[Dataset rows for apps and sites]
────
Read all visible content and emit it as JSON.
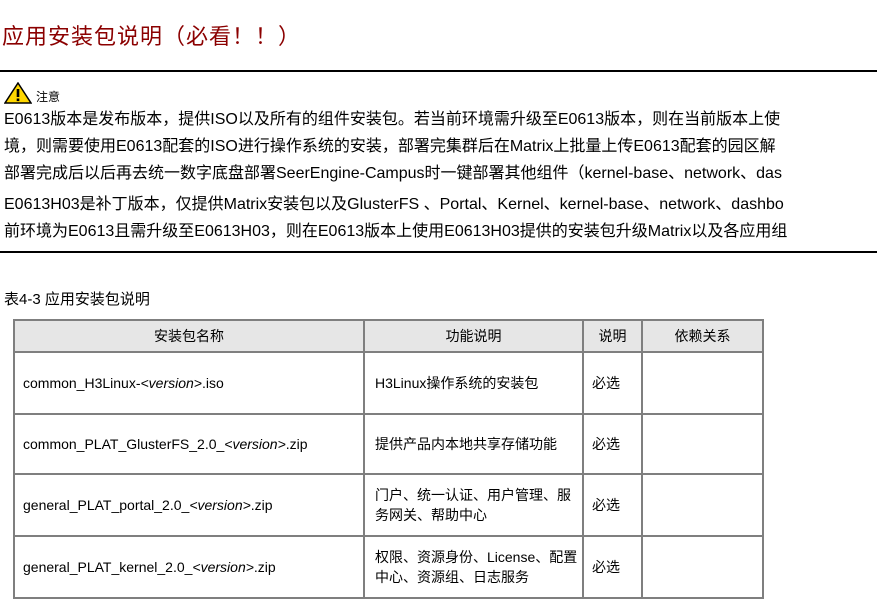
{
  "page": {
    "title": "应用安装包说明（必看！！）"
  },
  "note": {
    "icon": "warning-icon",
    "label": "注意",
    "lines": [
      "E0613版本是发布版本，提供ISO以及所有的组件安装包。若当前环境需升级至E0613版本，则在当前版本上使",
      "境，则需要使用E0613配套的ISO进行操作系统的安装，部署完集群后在Matrix上批量上传E0613配套的园区解",
      "部署完成后以后再去统一数字底盘部署SeerEngine-Campus时一键部署其他组件（kernel-base、network、das",
      "E0613H03是补丁版本，仅提供Matrix安装包以及GlusterFS 、Portal、Kernel、kernel-base、network、dashbo",
      "前环境为E0613且需升级至E0613H03，则在E0613版本上使用E0613H03提供的安装包升级Matrix以及各应用组"
    ]
  },
  "table": {
    "caption": "表4-3 应用安装包说明",
    "headers": [
      "安装包名称",
      "功能说明",
      "说明",
      "依赖关系"
    ],
    "rows": [
      {
        "name_prefix": "common_H3Linux-",
        "version": "<version>",
        "name_suffix": ".iso",
        "func": "H3Linux操作系统的安装包",
        "note": "必选",
        "dep": ""
      },
      {
        "name_prefix": "common_PLAT_GlusterFS_2.0_",
        "version": "<version>",
        "name_suffix": ".zip",
        "func": "提供产品内本地共享存储功能",
        "note": "必选",
        "dep": ""
      },
      {
        "name_prefix": "general_PLAT_portal_2.0_",
        "version": "<version>",
        "name_suffix": ".zip",
        "func": "门户、统一认证、用户管理、服务网关、帮助中心",
        "note": "必选",
        "dep": ""
      },
      {
        "name_prefix": "general_PLAT_kernel_2.0_",
        "version": "<version>",
        "name_suffix": ".zip",
        "func": "权限、资源身份、License、配置中心、资源组、日志服务",
        "note": "必选",
        "dep": ""
      }
    ]
  }
}
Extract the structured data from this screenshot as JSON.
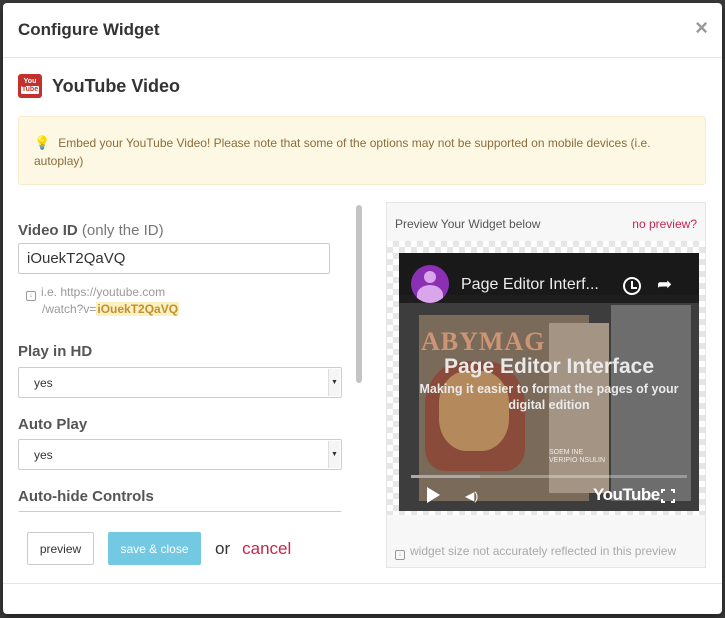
{
  "dialog": {
    "title": "Configure Widget",
    "close_label": "×"
  },
  "widget": {
    "title": "YouTube Video",
    "logo_top": "You",
    "logo_bottom": "Tube"
  },
  "alert": {
    "text": "Embed your YouTube Video! Please note that some of the options may not be supported on mobile devices (i.e. autoplay)"
  },
  "form": {
    "video_id_label": "Video ID",
    "video_id_hint_label": "(only the ID)",
    "video_id_value": "iOuekT2QaVQ",
    "hint_line1": "i.e. https://youtube.com",
    "hint_line2_prefix": "/watch?v=",
    "hint_highlight": "iOuekT2QaVQ",
    "play_hd_label": "Play in HD",
    "play_hd_value": "yes",
    "auto_play_label": "Auto Play",
    "auto_play_value": "yes",
    "auto_hide_label": "Auto-hide Controls"
  },
  "preview": {
    "heading": "Preview Your Widget below",
    "no_preview_link": "no preview?",
    "size_note": "widget size not accurately reflected in this preview",
    "video": {
      "title": "Page Editor Interf...",
      "overlay_title": "Page Editor Interface",
      "overlay_subtitle": "Making it easier to format the pages of your digital edition",
      "magazine_title": "ABYMAG",
      "magazine_small_text": "SOEM INE VERIPIO NSULIN",
      "brand": "YouTube",
      "progress": 0.25
    }
  },
  "footer": {
    "preview_button": "preview",
    "save_button": "save & close",
    "or_text": "or",
    "cancel_link": "cancel"
  },
  "colors": {
    "accent_link": "#c7254e",
    "save_button": "#5bc0de",
    "alert_bg": "#fcf8e3",
    "youtube_red": "#c4302b"
  }
}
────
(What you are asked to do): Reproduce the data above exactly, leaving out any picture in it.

(Output):
Read all visible content and emit it as JSON.
{
  "page": {
    "title": "应用安装包说明（必看！！）"
  },
  "note": {
    "icon": "warning-icon",
    "label": "注意",
    "lines": [
      "E0613版本是发布版本，提供ISO以及所有的组件安装包。若当前环境需升级至E0613版本，则在当前版本上使",
      "境，则需要使用E0613配套的ISO进行操作系统的安装，部署完集群后在Matrix上批量上传E0613配套的园区解",
      "部署完成后以后再去统一数字底盘部署SeerEngine-Campus时一键部署其他组件（kernel-base、network、das",
      "E0613H03是补丁版本，仅提供Matrix安装包以及GlusterFS 、Portal、Kernel、kernel-base、network、dashbo",
      "前环境为E0613且需升级至E0613H03，则在E0613版本上使用E0613H03提供的安装包升级Matrix以及各应用组"
    ]
  },
  "table": {
    "caption": "表4-3 应用安装包说明",
    "headers": [
      "安装包名称",
      "功能说明",
      "说明",
      "依赖关系"
    ],
    "rows": [
      {
        "name_prefix": "common_H3Linux-",
        "version": "<version>",
        "name_suffix": ".iso",
        "func": "H3Linux操作系统的安装包",
        "note": "必选",
        "dep": ""
      },
      {
        "name_prefix": "common_PLAT_GlusterFS_2.0_",
        "version": "<version>",
        "name_suffix": ".zip",
        "func": "提供产品内本地共享存储功能",
        "note": "必选",
        "dep": ""
      },
      {
        "name_prefix": "general_PLAT_portal_2.0_",
        "version": "<version>",
        "name_suffix": ".zip",
        "func": "门户、统一认证、用户管理、服务网关、帮助中心",
        "note": "必选",
        "dep": ""
      },
      {
        "name_prefix": "general_PLAT_kernel_2.0_",
        "version": "<version>",
        "name_suffix": ".zip",
        "func": "权限、资源身份、License、配置中心、资源组、日志服务",
        "note": "必选",
        "dep": ""
      }
    ]
  }
}
Extract the structured data from this screenshot as JSON.
{
  "dialog": {
    "title": "Configure Widget",
    "close_label": "×"
  },
  "widget": {
    "title": "YouTube Video",
    "logo_top": "You",
    "logo_bottom": "Tube"
  },
  "alert": {
    "text": "Embed your YouTube Video! Please note that some of the options may not be supported on mobile devices (i.e. autoplay)"
  },
  "form": {
    "video_id_label": "Video ID",
    "video_id_hint_label": "(only the ID)",
    "video_id_value": "iOuekT2QaVQ",
    "hint_line1": "i.e. https://youtube.com",
    "hint_line2_prefix": "/watch?v=",
    "hint_highlight": "iOuekT2QaVQ",
    "play_hd_label": "Play in HD",
    "play_hd_value": "yes",
    "auto_play_label": "Auto Play",
    "auto_play_value": "yes",
    "auto_hide_label": "Auto-hide Controls"
  },
  "preview": {
    "heading": "Preview Your Widget below",
    "no_preview_link": "no preview?",
    "size_note": "widget size not accurately reflected in this preview",
    "video": {
      "title": "Page Editor Interf...",
      "overlay_title": "Page Editor Interface",
      "overlay_subtitle": "Making it easier to format the pages of your digital edition",
      "magazine_title": "ABYMAG",
      "magazine_small_text": "SOEM INE VERIPIO NSULIN",
      "brand": "YouTube",
      "progress": 0.25
    }
  },
  "footer": {
    "preview_button": "preview",
    "save_button": "save & close",
    "or_text": "or",
    "cancel_link": "cancel"
  },
  "colors": {
    "accent_link": "#c7254e",
    "save_button": "#5bc0de",
    "alert_bg": "#fcf8e3",
    "youtube_red": "#c4302b"
  }
}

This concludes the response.